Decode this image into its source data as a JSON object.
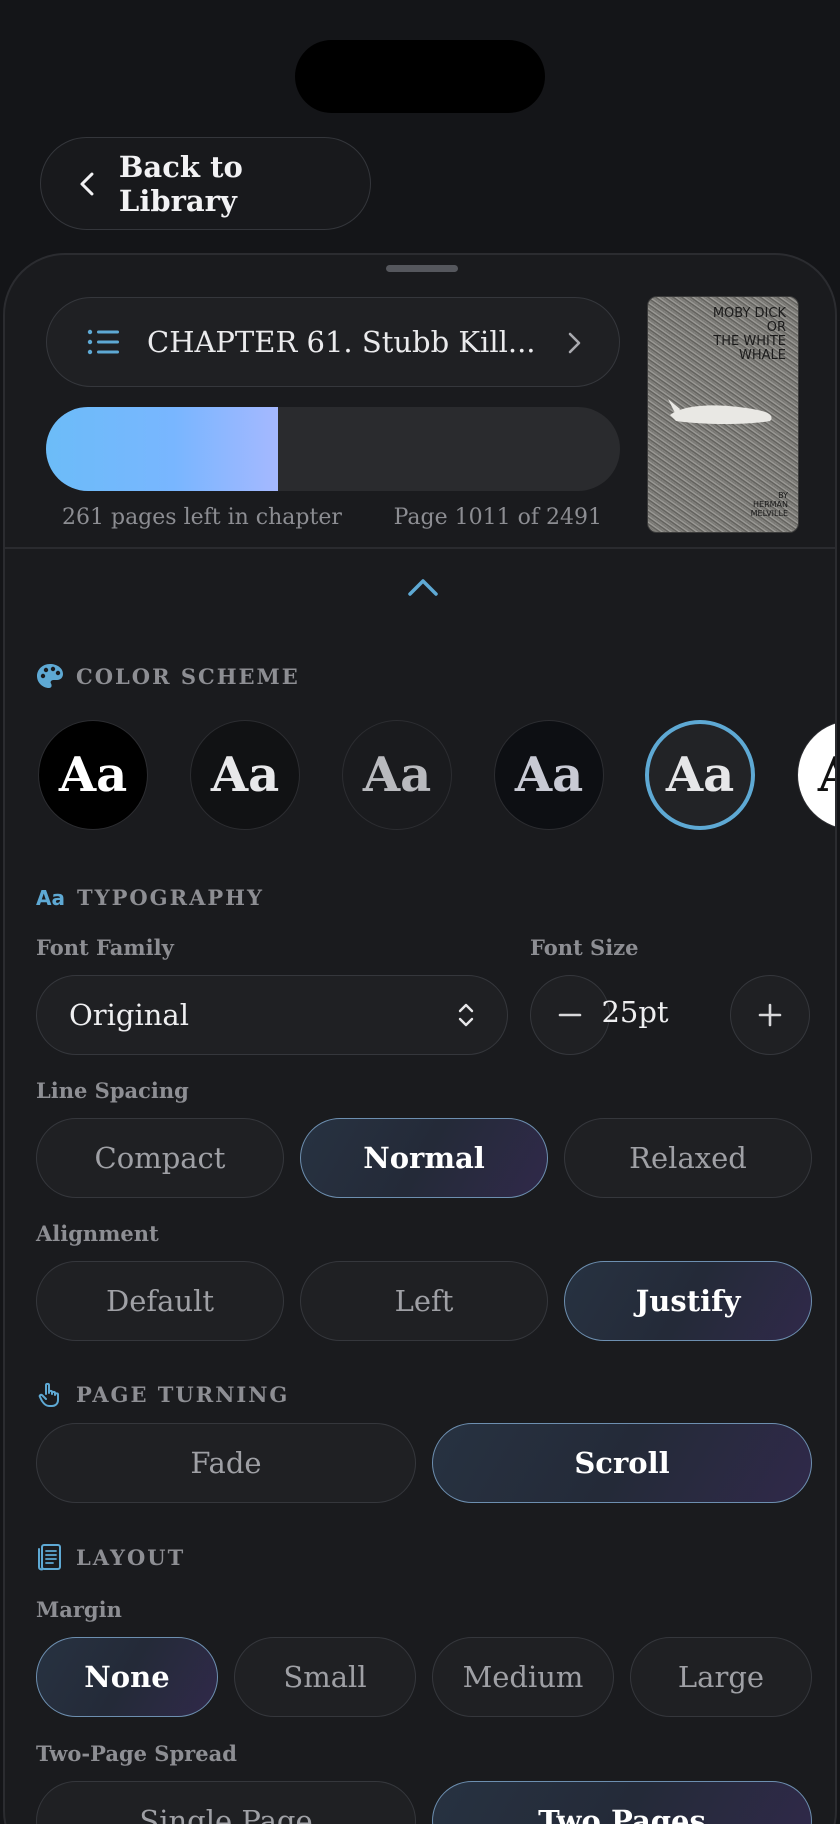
{
  "nav": {
    "back_label": "Back to Library"
  },
  "chapter": {
    "title": "CHAPTER 61. Stubb Kill...",
    "progress_fraction": 0.405,
    "pages_left_label": "261 pages left in chapter",
    "page_label": "Page 1011 of 2491"
  },
  "cover": {
    "title_lines": [
      "MOBY DICK",
      "OR",
      "THE WHITE",
      "WHALE"
    ],
    "author_lines": [
      "BY",
      "HERMAN",
      "MELVILLE"
    ]
  },
  "color_scheme": {
    "heading": "COLOR SCHEME",
    "sample": "Aa",
    "options": [
      {
        "bg": "#000000",
        "fg": "#ffffff"
      },
      {
        "bg": "#111214",
        "fg": "#e8e8ea"
      },
      {
        "bg": "#1a1b1e",
        "fg": "#b9babe"
      },
      {
        "bg": "#0d0f13",
        "fg": "#c8cad4"
      },
      {
        "bg": "#222326",
        "fg": "#e6e6e8",
        "selected": true
      },
      {
        "bg": "#ffffff",
        "fg": "#111111"
      }
    ]
  },
  "typography": {
    "heading": "TYPOGRAPHY",
    "icon_text": "Aa",
    "font_family_label": "Font Family",
    "font_family_value": "Original",
    "font_size_label": "Font Size",
    "font_size_value": "25pt",
    "line_spacing_label": "Line Spacing",
    "line_spacing_options": [
      "Compact",
      "Normal",
      "Relaxed"
    ],
    "line_spacing_selected": "Normal",
    "alignment_label": "Alignment",
    "alignment_options": [
      "Default",
      "Left",
      "Justify"
    ],
    "alignment_selected": "Justify"
  },
  "page_turning": {
    "heading": "PAGE TURNING",
    "options": [
      "Fade",
      "Scroll"
    ],
    "selected": "Scroll"
  },
  "layout": {
    "heading": "LAYOUT",
    "margin_label": "Margin",
    "margin_options": [
      "None",
      "Small",
      "Medium",
      "Large"
    ],
    "margin_selected": "None",
    "spread_label": "Two-Page Spread",
    "spread_options": [
      "Single Page",
      "Two Pages"
    ],
    "spread_selected": "Two Pages"
  },
  "colors": {
    "accent": "#5ea9d4",
    "progress_start": "#6cbcf8",
    "progress_end": "#a5b8ff"
  }
}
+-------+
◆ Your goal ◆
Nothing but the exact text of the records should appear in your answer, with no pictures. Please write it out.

◆ Written solution ◆
Decode this image into its source data as a JSON object.
{
  "nav": {
    "back_label": "Back to Library"
  },
  "chapter": {
    "title": "CHAPTER 61. Stubb Kill...",
    "progress_fraction": 0.405,
    "pages_left_label": "261 pages left in chapter",
    "page_label": "Page 1011 of 2491"
  },
  "cover": {
    "title_lines": [
      "MOBY DICK",
      "OR",
      "THE WHITE",
      "WHALE"
    ],
    "author_lines": [
      "BY",
      "HERMAN",
      "MELVILLE"
    ]
  },
  "color_scheme": {
    "heading": "COLOR SCHEME",
    "sample": "Aa",
    "options": [
      {
        "bg": "#000000",
        "fg": "#ffffff"
      },
      {
        "bg": "#111214",
        "fg": "#e8e8ea"
      },
      {
        "bg": "#1a1b1e",
        "fg": "#b9babe"
      },
      {
        "bg": "#0d0f13",
        "fg": "#c8cad4"
      },
      {
        "bg": "#222326",
        "fg": "#e6e6e8",
        "selected": true
      },
      {
        "bg": "#ffffff",
        "fg": "#111111"
      }
    ]
  },
  "typography": {
    "heading": "TYPOGRAPHY",
    "icon_text": "Aa",
    "font_family_label": "Font Family",
    "font_family_value": "Original",
    "font_size_label": "Font Size",
    "font_size_value": "25pt",
    "line_spacing_label": "Line Spacing",
    "line_spacing_options": [
      "Compact",
      "Normal",
      "Relaxed"
    ],
    "line_spacing_selected": "Normal",
    "alignment_label": "Alignment",
    "alignment_options": [
      "Default",
      "Left",
      "Justify"
    ],
    "alignment_selected": "Justify"
  },
  "page_turning": {
    "heading": "PAGE TURNING",
    "options": [
      "Fade",
      "Scroll"
    ],
    "selected": "Scroll"
  },
  "layout": {
    "heading": "LAYOUT",
    "margin_label": "Margin",
    "margin_options": [
      "None",
      "Small",
      "Medium",
      "Large"
    ],
    "margin_selected": "None",
    "spread_label": "Two-Page Spread",
    "spread_options": [
      "Single Page",
      "Two Pages"
    ],
    "spread_selected": "Two Pages"
  },
  "colors": {
    "accent": "#5ea9d4",
    "progress_start": "#6cbcf8",
    "progress_end": "#a5b8ff"
  }
}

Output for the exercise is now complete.